Records to use »
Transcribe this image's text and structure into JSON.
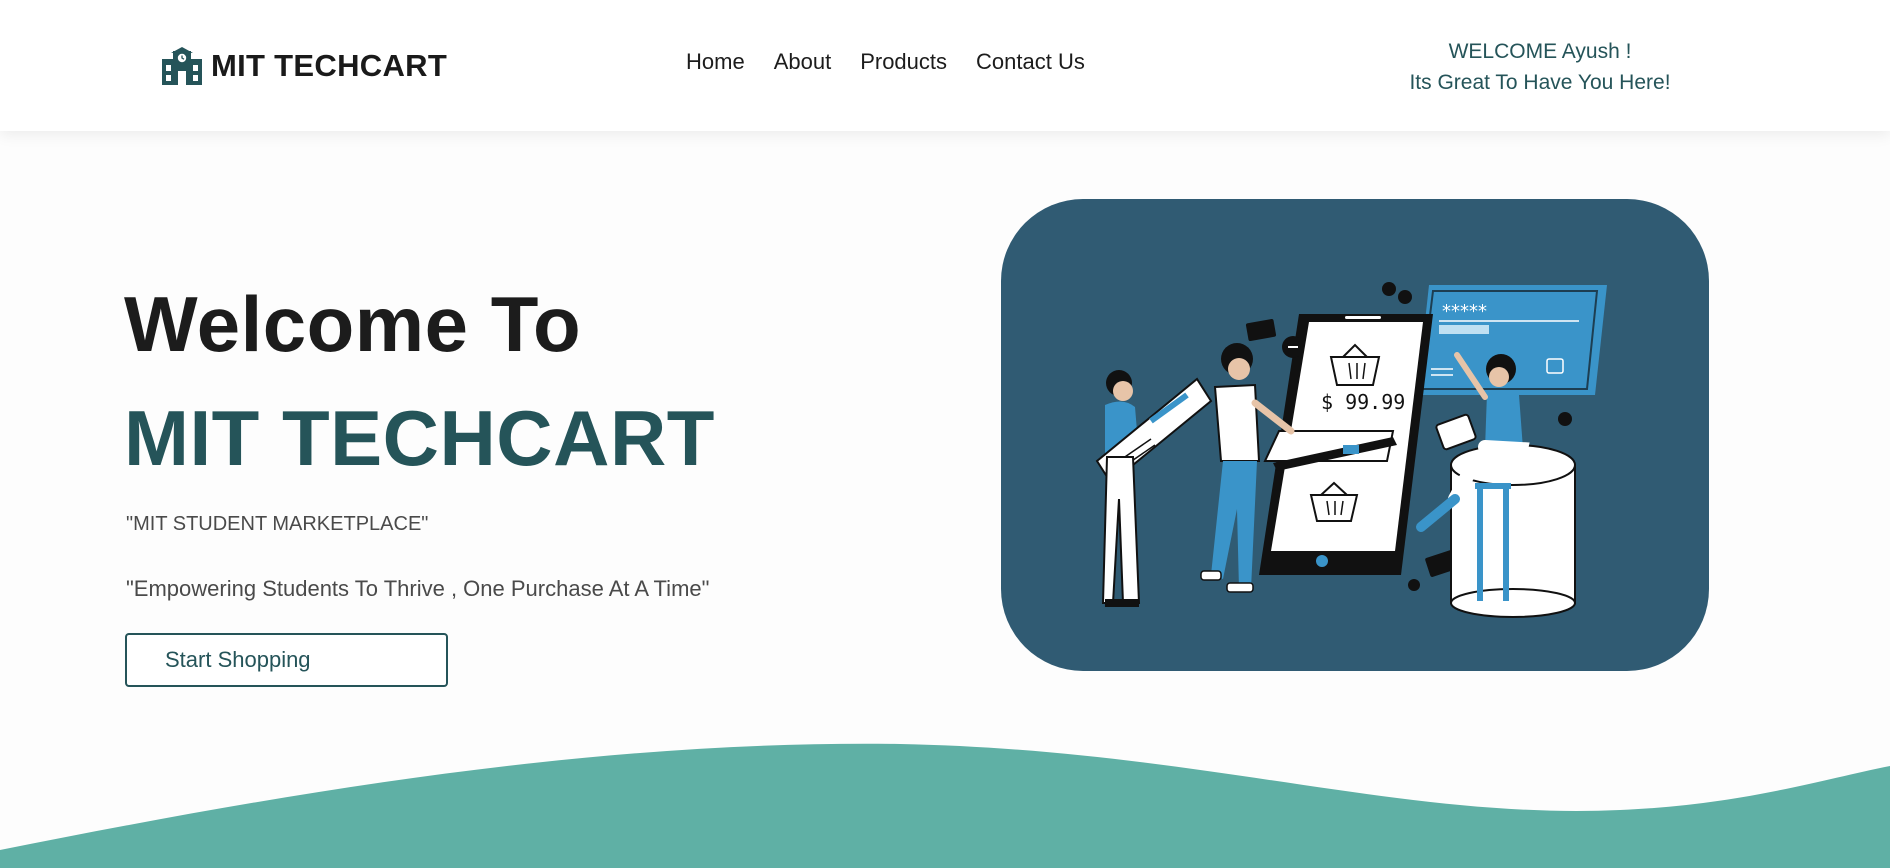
{
  "header": {
    "brand": "MIT TECHCART",
    "nav": [
      {
        "label": "Home"
      },
      {
        "label": "About"
      },
      {
        "label": "Products"
      },
      {
        "label": "Contact Us"
      }
    ],
    "welcome_line1": "WELCOME Ayush !",
    "welcome_line2": "Its Great To Have You Here!"
  },
  "hero": {
    "title_line1": "Welcome To",
    "title_line2": "MIT TECHCART",
    "tagline": "\"MIT STUDENT MARKETPLACE\"",
    "motto": "\"Empowering Students To Thrive , One Purchase At A Time\"",
    "cta_label": "Start Shopping"
  },
  "illustration": {
    "price": "$ 99.99",
    "password_mask": "*****"
  },
  "colors": {
    "brand_dark": "#255459",
    "illustration_bg": "#305b73",
    "accent_blue": "#3a94c9",
    "wave": "#5fb0a5"
  }
}
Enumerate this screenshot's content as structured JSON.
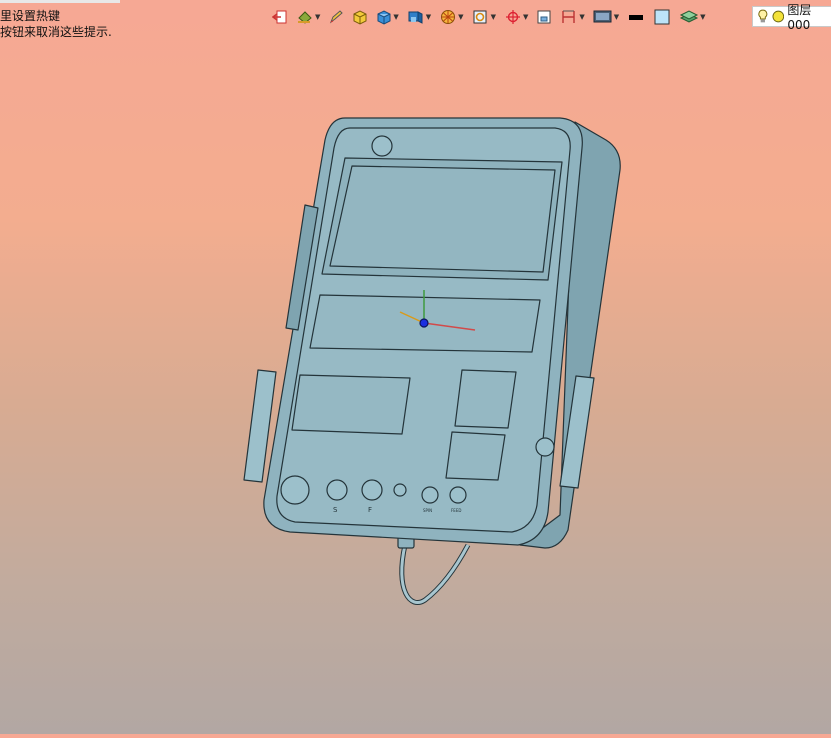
{
  "hint": {
    "line1": "里设置热键",
    "line2": "按钮来取消这些提示."
  },
  "toolbar": {
    "items": [
      {
        "icon": "exit-icon"
      },
      {
        "icon": "paint-bucket-icon",
        "dropdown": true
      },
      {
        "icon": "pencil-icon"
      },
      {
        "icon": "solid-box-icon"
      },
      {
        "icon": "shaded-cube-icon",
        "dropdown": true
      },
      {
        "icon": "view-cube-icon",
        "dropdown": true
      },
      {
        "icon": "render-sphere-icon",
        "dropdown": true
      },
      {
        "icon": "zoom-fit-icon",
        "dropdown": true
      },
      {
        "icon": "crosshair-icon",
        "dropdown": true
      },
      {
        "icon": "section-box-icon"
      },
      {
        "icon": "dimension-icon",
        "dropdown": true
      },
      {
        "icon": "monitor-icon",
        "dropdown": true
      },
      {
        "icon": "line-color-icon"
      },
      {
        "icon": "fill-color-icon"
      },
      {
        "icon": "layers-icon",
        "dropdown": true
      }
    ]
  },
  "layer": {
    "name": "图层000"
  },
  "model": {
    "labels": [
      "S",
      "F",
      "SPIN",
      "FEED"
    ]
  },
  "colors": {
    "model_fill": "#8fb3bf",
    "model_stroke": "#24343a",
    "bg_top": "#f6a894",
    "bg_bottom": "#b2a7a3"
  }
}
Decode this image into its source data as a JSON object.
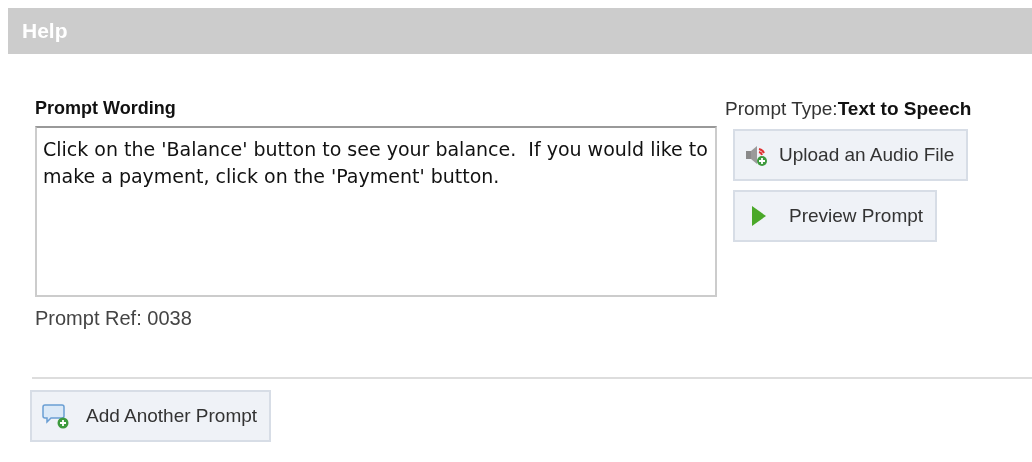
{
  "header": {
    "title": "Help"
  },
  "prompt_wording": {
    "label": "Prompt Wording",
    "value": "Click on the 'Balance' button to see your balance.  If you would like to make a payment, click on the 'Payment' button.",
    "ref_label": "Prompt Ref: 0038"
  },
  "prompt_type": {
    "label": "Prompt Type:",
    "value": "Text to Speech"
  },
  "buttons": [
    {
      "kind": "upload",
      "label": "Upload an Audio File"
    },
    {
      "kind": "preview",
      "label": "Preview Prompt"
    }
  ],
  "footer_button": {
    "kind": "add",
    "label": "Add Another Prompt"
  }
}
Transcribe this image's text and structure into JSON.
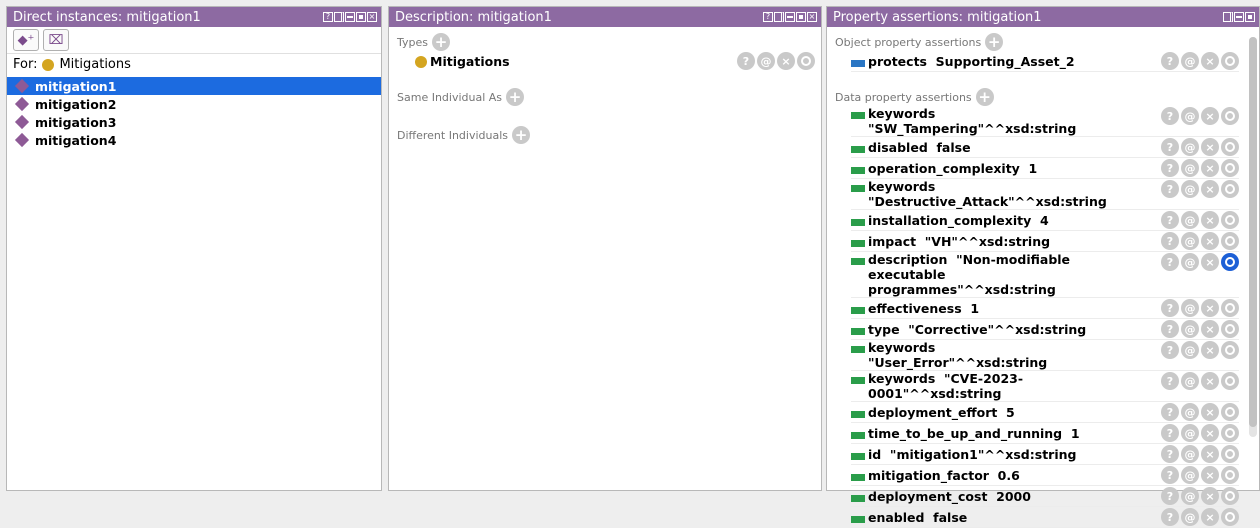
{
  "left_panel": {
    "title": "Direct instances: mitigation1",
    "for_label": "For:",
    "for_class": "Mitigations",
    "items": [
      "mitigation1",
      "mitigation2",
      "mitigation3",
      "mitigation4"
    ]
  },
  "middle_panel": {
    "title": "Description: mitigation1",
    "types_label": "Types",
    "type_value": "Mitigations",
    "same_label": "Same Individual As",
    "different_label": "Different Individuals"
  },
  "right_panel": {
    "title": "Property assertions: mitigation1",
    "object_label": "Object property assertions",
    "object_rows": [
      "protects  Supporting_Asset_2"
    ],
    "data_label": "Data property assertions",
    "data_rows": [
      "keywords  \"SW_Tampering\"^^xsd:string",
      "disabled  false",
      "operation_complexity  1",
      "keywords  \"Destructive_Attack\"^^xsd:string",
      "installation_complexity  4",
      "impact  \"VH\"^^xsd:string",
      "description  \"Non-modifiable executable programmes\"^^xsd:string",
      "effectiveness  1",
      "type  \"Corrective\"^^xsd:string",
      "keywords  \"User_Error\"^^xsd:string",
      "keywords  \"CVE-2023-0001\"^^xsd:string",
      "deployment_effort  5",
      "time_to_be_up_and_running  1",
      "id  \"mitigation1\"^^xsd:string",
      "mitigation_factor  0.6",
      "deployment_cost  2000",
      "enabled  false"
    ]
  },
  "buttons": {
    "help": "?",
    "annotate": "@",
    "delete": "×"
  },
  "colors": {
    "header": "#8d6aa2",
    "selection": "#1c6be0",
    "data_prop": "#2a9d4a",
    "object_prop": "#2a76c4",
    "class_dot": "#d4a520",
    "individual": "#8e5a96"
  },
  "icons": [
    "add-individual-icon",
    "delete-individual-icon",
    "plus-icon",
    "help-icon",
    "annotation-icon",
    "delete-icon",
    "edit-icon"
  ]
}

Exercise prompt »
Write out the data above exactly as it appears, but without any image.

Result below »
Transcribe this image's text and structure into JSON.
{
  "header": {
    "brand": "MIT TECHCART",
    "nav": [
      {
        "label": "Home"
      },
      {
        "label": "About"
      },
      {
        "label": "Products"
      },
      {
        "label": "Contact Us"
      }
    ],
    "welcome_line1": "WELCOME Ayush !",
    "welcome_line2": "Its Great To Have You Here!"
  },
  "hero": {
    "title_line1": "Welcome To",
    "title_line2": "MIT TECHCART",
    "tagline": "\"MIT STUDENT MARKETPLACE\"",
    "motto": "\"Empowering Students To Thrive , One Purchase At A Time\"",
    "cta_label": "Start Shopping"
  },
  "illustration": {
    "price": "$ 99.99",
    "password_mask": "*****"
  },
  "colors": {
    "brand_dark": "#255459",
    "illustration_bg": "#305b73",
    "accent_blue": "#3a94c9",
    "wave": "#5fb0a5"
  }
}
Enumerate this screenshot's content as structured JSON.
{
  "hint": {
    "line1": "里设置热键",
    "line2": "按钮来取消这些提示."
  },
  "toolbar": {
    "items": [
      {
        "icon": "exit-icon"
      },
      {
        "icon": "paint-bucket-icon",
        "dropdown": true
      },
      {
        "icon": "pencil-icon"
      },
      {
        "icon": "solid-box-icon"
      },
      {
        "icon": "shaded-cube-icon",
        "dropdown": true
      },
      {
        "icon": "view-cube-icon",
        "dropdown": true
      },
      {
        "icon": "render-sphere-icon",
        "dropdown": true
      },
      {
        "icon": "zoom-fit-icon",
        "dropdown": true
      },
      {
        "icon": "crosshair-icon",
        "dropdown": true
      },
      {
        "icon": "section-box-icon"
      },
      {
        "icon": "dimension-icon",
        "dropdown": true
      },
      {
        "icon": "monitor-icon",
        "dropdown": true
      },
      {
        "icon": "line-color-icon"
      },
      {
        "icon": "fill-color-icon"
      },
      {
        "icon": "layers-icon",
        "dropdown": true
      }
    ]
  },
  "layer": {
    "name": "图层000"
  },
  "model": {
    "labels": [
      "S",
      "F",
      "SPIN",
      "FEED"
    ]
  },
  "colors": {
    "model_fill": "#8fb3bf",
    "model_stroke": "#24343a",
    "bg_top": "#f6a894",
    "bg_bottom": "#b2a7a3"
  }
}
Decode this image into its source data as a JSON object.
{
  "header": {
    "title": "Help"
  },
  "prompt_wording": {
    "label": "Prompt Wording",
    "value": "Click on the 'Balance' button to see your balance.  If you would like to make a payment, click on the 'Payment' button.",
    "ref_label": "Prompt Ref: 0038"
  },
  "prompt_type": {
    "label": "Prompt Type:",
    "value": "Text to Speech"
  },
  "buttons": [
    {
      "kind": "upload",
      "label": "Upload an Audio File"
    },
    {
      "kind": "preview",
      "label": "Preview Prompt"
    }
  ],
  "footer_button": {
    "kind": "add",
    "label": "Add Another Prompt"
  }
}
Transcribe this image's text and structure into JSON.
{
  "left_panel": {
    "title": "Direct instances: mitigation1",
    "for_label": "For:",
    "for_class": "Mitigations",
    "items": [
      "mitigation1",
      "mitigation2",
      "mitigation3",
      "mitigation4"
    ]
  },
  "middle_panel": {
    "title": "Description: mitigation1",
    "types_label": "Types",
    "type_value": "Mitigations",
    "same_label": "Same Individual As",
    "different_label": "Different Individuals"
  },
  "right_panel": {
    "title": "Property assertions: mitigation1",
    "object_label": "Object property assertions",
    "object_rows": [
      "protects  Supporting_Asset_2"
    ],
    "data_label": "Data property assertions",
    "data_rows": [
      "keywords  \"SW_Tampering\"^^xsd:string",
      "disabled  false",
      "operation_complexity  1",
      "keywords  \"Destructive_Attack\"^^xsd:string",
      "installation_complexity  4",
      "impact  \"VH\"^^xsd:string",
      "description  \"Non-modifiable executable programmes\"^^xsd:string",
      "effectiveness  1",
      "type  \"Corrective\"^^xsd:string",
      "keywords  \"User_Error\"^^xsd:string",
      "keywords  \"CVE-2023-0001\"^^xsd:string",
      "deployment_effort  5",
      "time_to_be_up_and_running  1",
      "id  \"mitigation1\"^^xsd:string",
      "mitigation_factor  0.6",
      "deployment_cost  2000",
      "enabled  false"
    ]
  },
  "buttons": {
    "help": "?",
    "annotate": "@",
    "delete": "×"
  },
  "colors": {
    "header": "#8d6aa2",
    "selection": "#1c6be0",
    "data_prop": "#2a9d4a",
    "object_prop": "#2a76c4",
    "class_dot": "#d4a520",
    "individual": "#8e5a96"
  },
  "icons": [
    "add-individual-icon",
    "delete-individual-icon",
    "plus-icon",
    "help-icon",
    "annotation-icon",
    "delete-icon",
    "edit-icon"
  ]
}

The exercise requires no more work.